→ **WHAT NEEDS TO BE DONE**:
Looking at the records below, count how many lines contain the string "name". Give that number alone.

→ **MATERIALS PROVIDED**:

- Opening Delimiter -

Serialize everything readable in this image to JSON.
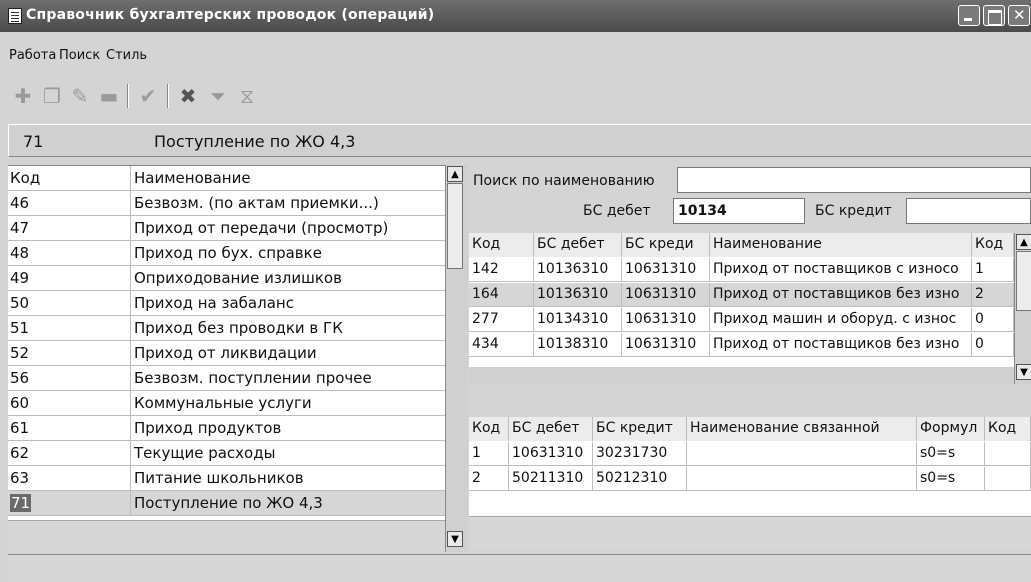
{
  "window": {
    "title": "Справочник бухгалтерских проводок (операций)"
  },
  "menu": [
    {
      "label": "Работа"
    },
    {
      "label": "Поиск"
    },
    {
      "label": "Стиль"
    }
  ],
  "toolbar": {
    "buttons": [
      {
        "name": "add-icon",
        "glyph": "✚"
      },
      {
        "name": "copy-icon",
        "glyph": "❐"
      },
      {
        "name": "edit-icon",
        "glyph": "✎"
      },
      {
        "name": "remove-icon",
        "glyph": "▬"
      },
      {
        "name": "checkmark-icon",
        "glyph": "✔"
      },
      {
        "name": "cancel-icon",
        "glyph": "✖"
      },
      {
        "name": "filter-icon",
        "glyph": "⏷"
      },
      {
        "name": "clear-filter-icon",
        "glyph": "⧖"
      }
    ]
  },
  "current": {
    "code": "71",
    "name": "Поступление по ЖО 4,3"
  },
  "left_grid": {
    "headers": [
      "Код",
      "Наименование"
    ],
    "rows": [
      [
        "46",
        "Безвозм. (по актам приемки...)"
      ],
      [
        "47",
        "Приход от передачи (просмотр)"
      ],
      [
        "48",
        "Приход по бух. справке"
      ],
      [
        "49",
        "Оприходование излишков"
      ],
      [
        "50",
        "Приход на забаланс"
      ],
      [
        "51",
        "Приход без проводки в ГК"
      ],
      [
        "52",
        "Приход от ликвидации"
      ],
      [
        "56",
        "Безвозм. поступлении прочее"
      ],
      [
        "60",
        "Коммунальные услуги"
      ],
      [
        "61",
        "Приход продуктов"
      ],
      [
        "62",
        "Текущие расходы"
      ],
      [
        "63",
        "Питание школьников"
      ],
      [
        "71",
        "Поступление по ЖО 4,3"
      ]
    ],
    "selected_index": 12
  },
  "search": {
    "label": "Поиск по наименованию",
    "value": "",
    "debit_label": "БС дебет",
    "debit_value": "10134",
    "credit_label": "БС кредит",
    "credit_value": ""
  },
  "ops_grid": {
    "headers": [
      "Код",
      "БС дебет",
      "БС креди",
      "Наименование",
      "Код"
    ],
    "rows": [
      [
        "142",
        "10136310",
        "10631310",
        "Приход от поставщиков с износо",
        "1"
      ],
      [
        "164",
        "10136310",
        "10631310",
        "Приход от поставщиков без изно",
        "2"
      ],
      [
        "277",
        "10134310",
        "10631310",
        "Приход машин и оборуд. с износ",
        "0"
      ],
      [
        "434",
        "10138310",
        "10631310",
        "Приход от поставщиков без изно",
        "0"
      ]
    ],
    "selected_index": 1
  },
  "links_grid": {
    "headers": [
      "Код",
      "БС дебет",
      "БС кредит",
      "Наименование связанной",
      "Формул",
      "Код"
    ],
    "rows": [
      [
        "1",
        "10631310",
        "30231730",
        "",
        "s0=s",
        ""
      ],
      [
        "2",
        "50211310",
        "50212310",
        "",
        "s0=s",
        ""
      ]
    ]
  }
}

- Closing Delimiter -
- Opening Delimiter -

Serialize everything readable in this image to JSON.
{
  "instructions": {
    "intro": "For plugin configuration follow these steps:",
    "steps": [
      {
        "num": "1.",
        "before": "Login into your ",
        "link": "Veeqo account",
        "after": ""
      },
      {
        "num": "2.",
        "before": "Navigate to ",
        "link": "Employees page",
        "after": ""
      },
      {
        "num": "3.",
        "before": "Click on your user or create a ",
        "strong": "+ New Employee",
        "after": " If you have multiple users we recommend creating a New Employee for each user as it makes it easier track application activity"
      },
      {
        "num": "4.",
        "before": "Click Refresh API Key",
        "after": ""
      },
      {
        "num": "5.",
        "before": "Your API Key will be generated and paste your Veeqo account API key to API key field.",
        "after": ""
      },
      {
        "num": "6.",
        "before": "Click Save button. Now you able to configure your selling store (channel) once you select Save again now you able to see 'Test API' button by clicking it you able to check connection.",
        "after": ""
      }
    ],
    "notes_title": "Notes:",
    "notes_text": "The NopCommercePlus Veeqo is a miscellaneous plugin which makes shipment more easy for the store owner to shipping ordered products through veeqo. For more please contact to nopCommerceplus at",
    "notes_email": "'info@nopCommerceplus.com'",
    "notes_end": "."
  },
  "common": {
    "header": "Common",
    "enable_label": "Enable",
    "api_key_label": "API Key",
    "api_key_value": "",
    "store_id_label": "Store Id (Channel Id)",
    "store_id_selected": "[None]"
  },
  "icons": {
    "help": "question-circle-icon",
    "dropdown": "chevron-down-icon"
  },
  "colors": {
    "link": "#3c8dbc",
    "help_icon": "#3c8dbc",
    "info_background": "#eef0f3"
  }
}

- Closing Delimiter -
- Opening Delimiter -

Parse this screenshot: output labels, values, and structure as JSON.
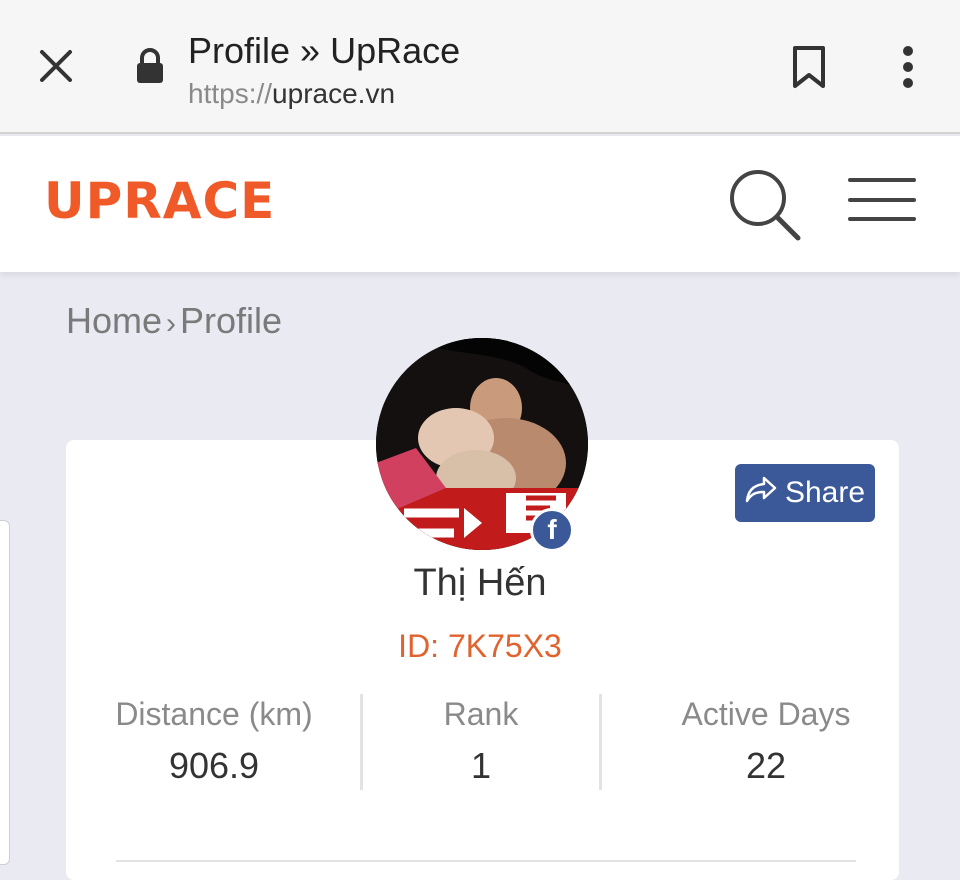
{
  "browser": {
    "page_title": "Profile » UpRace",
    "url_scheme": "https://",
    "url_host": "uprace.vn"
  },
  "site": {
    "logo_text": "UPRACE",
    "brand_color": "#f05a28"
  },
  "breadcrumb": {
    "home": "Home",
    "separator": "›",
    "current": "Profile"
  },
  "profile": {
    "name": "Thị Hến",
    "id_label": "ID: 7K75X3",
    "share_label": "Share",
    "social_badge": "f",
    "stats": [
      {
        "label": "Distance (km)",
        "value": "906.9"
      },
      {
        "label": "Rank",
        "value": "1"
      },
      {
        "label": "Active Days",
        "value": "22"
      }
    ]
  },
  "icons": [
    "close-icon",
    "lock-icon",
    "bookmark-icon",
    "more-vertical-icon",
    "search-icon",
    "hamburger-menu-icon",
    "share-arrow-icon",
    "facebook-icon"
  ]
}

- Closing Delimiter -

→ **OUTPUT FOR THIS EXERCISE**:
10